However, there is another possible interpretation. In the days following the inauguration of the late Benedictine pontificate, Pope Benedict’s first audience with an American prelate was not with any of the Cardinal Archbishops but with the Archbishop of San Francisco, not a Red Hat See. A short while later it was announced that that prelate, the then Most Rev Archbishop William (Bill), later Cardinal, Levada, was to replace Cardinal, by then Papa, Ratzinger as Prefect of the Congregation for the Doctrine of the Faith.

Cardinal Sandri is a product of the Pontifical Ecclesiastical Academy, Class of ’71. As is the case with most, indeed, nearly all, alumni of the Academia he holds a doctorate in Canon Law. And as is the case with ALL alumni, he is fluent in several languages: besides his native Spanish and, obviously, Italian, he has also mastered French, English and German. As a canonist Latin is a given. Perhaps academic/classical Greek as well.

One of Cardinal Sandri’s classmates was Archbishop Carlo Maria Viganò, currently Apostolic Nuncio to the USA and formerly Secretary-General of the Governatorate of Vatican City State (July 16, 2009 to September 3, 2011). Mgr Viganò was removed from that post under somewhat controversial circumstances. Another was Lorenzo Baldisseri, the current Secretary of the Congregation for Bishops (appointed January 11, 2012) who was Secretary of the Conclave (and who can therefore expect to be created cardinal in early course).

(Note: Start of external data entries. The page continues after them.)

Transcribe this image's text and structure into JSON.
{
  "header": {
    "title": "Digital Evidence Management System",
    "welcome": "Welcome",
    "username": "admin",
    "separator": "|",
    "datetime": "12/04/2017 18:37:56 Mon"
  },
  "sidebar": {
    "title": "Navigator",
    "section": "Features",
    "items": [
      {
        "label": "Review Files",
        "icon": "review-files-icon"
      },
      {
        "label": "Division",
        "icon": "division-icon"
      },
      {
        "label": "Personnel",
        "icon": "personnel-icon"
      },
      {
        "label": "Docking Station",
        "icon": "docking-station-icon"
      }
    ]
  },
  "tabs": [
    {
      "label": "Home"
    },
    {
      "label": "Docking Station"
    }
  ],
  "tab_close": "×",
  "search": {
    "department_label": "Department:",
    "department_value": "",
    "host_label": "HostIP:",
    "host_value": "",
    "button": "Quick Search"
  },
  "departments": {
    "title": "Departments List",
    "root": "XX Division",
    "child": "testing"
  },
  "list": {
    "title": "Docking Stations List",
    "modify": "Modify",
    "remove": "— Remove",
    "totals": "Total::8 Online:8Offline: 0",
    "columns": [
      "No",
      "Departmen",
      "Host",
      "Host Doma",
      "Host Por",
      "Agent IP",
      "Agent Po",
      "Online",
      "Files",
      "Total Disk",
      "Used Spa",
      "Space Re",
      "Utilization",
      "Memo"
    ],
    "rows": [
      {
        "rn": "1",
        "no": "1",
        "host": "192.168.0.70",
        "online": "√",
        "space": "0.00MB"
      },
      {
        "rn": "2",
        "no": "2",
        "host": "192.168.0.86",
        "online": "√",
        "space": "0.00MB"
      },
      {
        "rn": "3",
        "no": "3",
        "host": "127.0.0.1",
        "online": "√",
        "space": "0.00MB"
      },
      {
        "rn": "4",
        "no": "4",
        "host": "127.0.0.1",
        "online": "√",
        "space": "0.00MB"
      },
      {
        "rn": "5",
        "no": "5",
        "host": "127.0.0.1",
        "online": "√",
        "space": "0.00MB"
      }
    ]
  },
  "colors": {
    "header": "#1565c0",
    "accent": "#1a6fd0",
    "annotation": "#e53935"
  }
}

(NB: I originally drafted this post, but did not then publish it for various reasons, on March 23 before leaving for a short break in Florence. It has subsequently emerged that Pope Francis placed his then un-needed red zucchetto on Mgr Baldisseri's head when the latter made his obeisance after the cardinals at the conclusion of the Conclave, signifying his intention to name him cardinal at his first consistory.) 

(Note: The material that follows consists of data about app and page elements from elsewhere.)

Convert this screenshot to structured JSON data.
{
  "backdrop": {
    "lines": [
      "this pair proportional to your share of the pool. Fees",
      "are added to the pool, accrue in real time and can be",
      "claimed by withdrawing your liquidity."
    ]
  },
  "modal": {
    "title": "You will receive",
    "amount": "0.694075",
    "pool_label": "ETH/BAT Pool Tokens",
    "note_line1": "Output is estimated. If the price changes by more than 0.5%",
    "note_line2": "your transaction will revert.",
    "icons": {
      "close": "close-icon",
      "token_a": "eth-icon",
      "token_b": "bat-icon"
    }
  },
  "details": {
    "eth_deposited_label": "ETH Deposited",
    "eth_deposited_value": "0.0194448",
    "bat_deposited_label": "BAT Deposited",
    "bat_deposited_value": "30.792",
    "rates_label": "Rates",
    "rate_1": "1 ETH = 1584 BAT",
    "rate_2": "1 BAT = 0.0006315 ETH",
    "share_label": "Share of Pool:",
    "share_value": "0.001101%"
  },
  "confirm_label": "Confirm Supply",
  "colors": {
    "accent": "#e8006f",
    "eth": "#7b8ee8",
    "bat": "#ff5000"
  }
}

Cardinal Sandri entered the diplomatic service of the Holy See in 1974 and served in the nunciatures in Madagascar and Mauritius before being recalled to Rome in 1977 to work in the Secretariat of State. In 1989 he was sent to the nunciature in Washington. While there he also served as Permanent Observer of the Holy See before the Organization of American States. On August 22, 1991 he was appointed Regent of the prefecture of the Pontifical Household. Eight months later, on April 2, 1992, he was appointed Assessor of the Secretariat of State for General Affairs.

Elected titular Archbishop of Cittanova and named nuncio in Venezuela on July 22, 1997, His Eminence was consecrated bishop on October 11, 1997, in St Peter’s at the hands of then Cardinal Secretary of State Angelo Sodano assisted by Cardinal Juan Carlos Aramburu, archbishop emeritus of Buenos Aires, and by Giovanni Battista Re, then titular archbishop of Vescovio, Substitute of the Secretariat of State for General Affairs (who, as the senior Cardinal Bishop still an elector, was acting dean of the recent Conclave).

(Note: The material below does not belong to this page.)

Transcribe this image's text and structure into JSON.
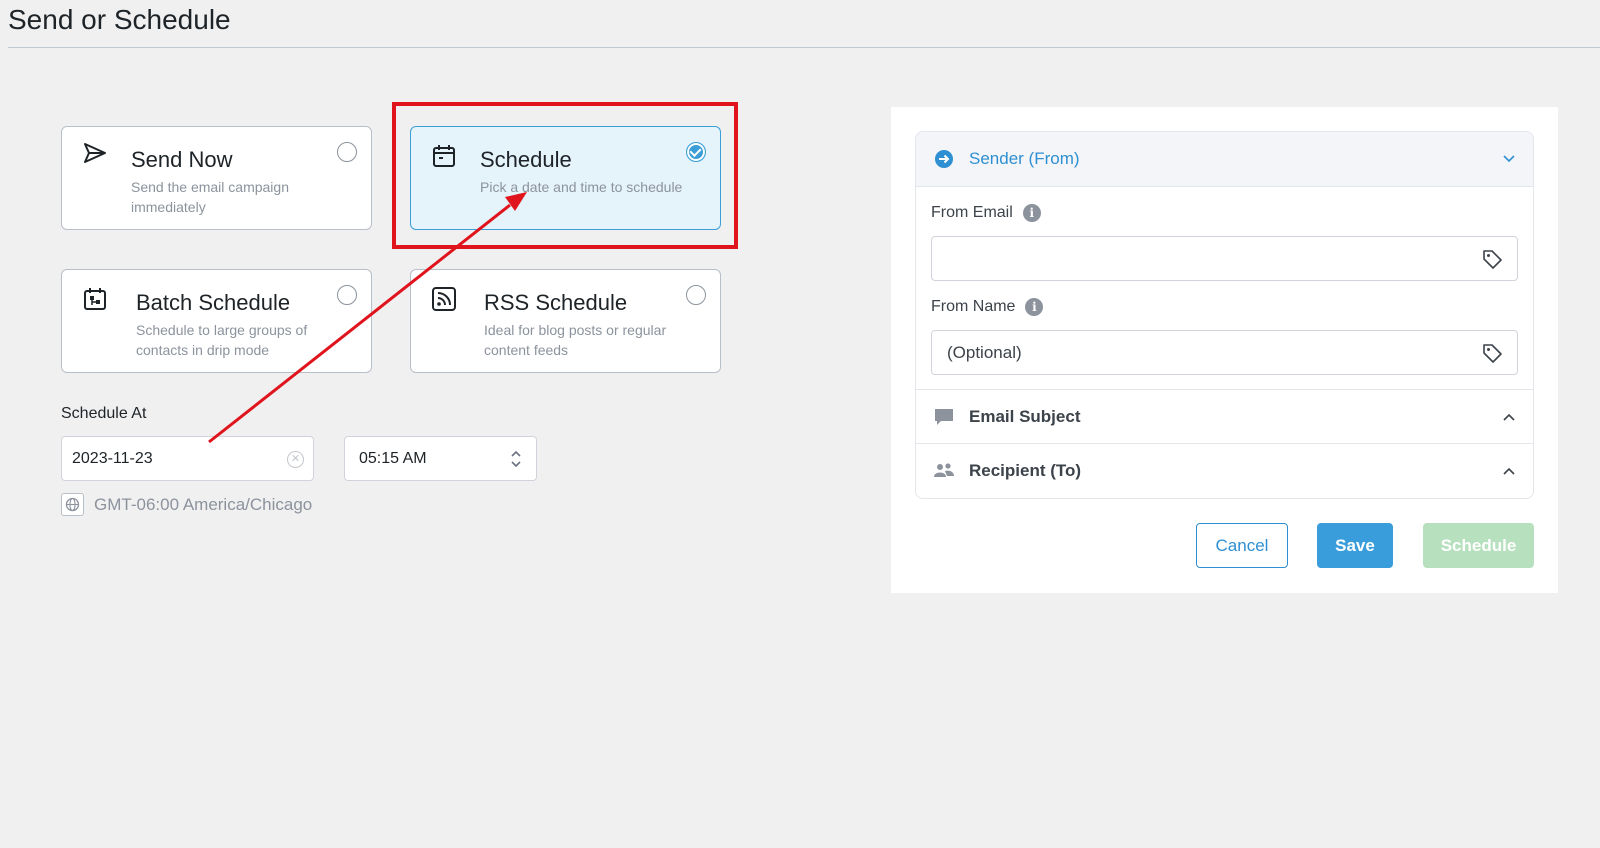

On March 1, 2000, Archbishop Sandri was transferred to Mexico. However, a mere six months later, on September 16, 2000, he was recalled to Rome and appointed Secretary of State Substitute for General Affairs, sostituto (in effect the papal Chief of Staff). When Blessed Pope John Paul II was unable to read his speeches, it was Mgr Sandri, and NOT as the popular press had it the papal Secretary Archbishop, now Cardinal, Dziwisz, who read them for him. It was also Cardinal Sandri who, in what may have been a breach of protocol, announced the Pope’s death to the world from St Peter’s Square.

Appointed Prefect of the Congregation for the Oriental Churches on June 9, 2007, he was raised to the cardinalatial dignity at the consistory of November 24, 2007. He enjoyed the honour and privilege of being No 1 on the list of new cardinals.

Prior to the recent Conclave, Cardinal Sandri was regarded as papabile. It is now entirely possible that the granting of this audience on March 21 may indicate that he is soon to be appointed Cardinal Secretary of State in succession to Cardinal Bertone. Some would argue, persuasively it must be said, that a non-Italian Pope would have to have an Italian Secretary of State. However, one of Cardinal Bertone’s great failings was his involvement, meddling, in both Italian civil and ecclesiastical politics. Cadinal Sandri is an ethnic Italian but has clean hands in this regards.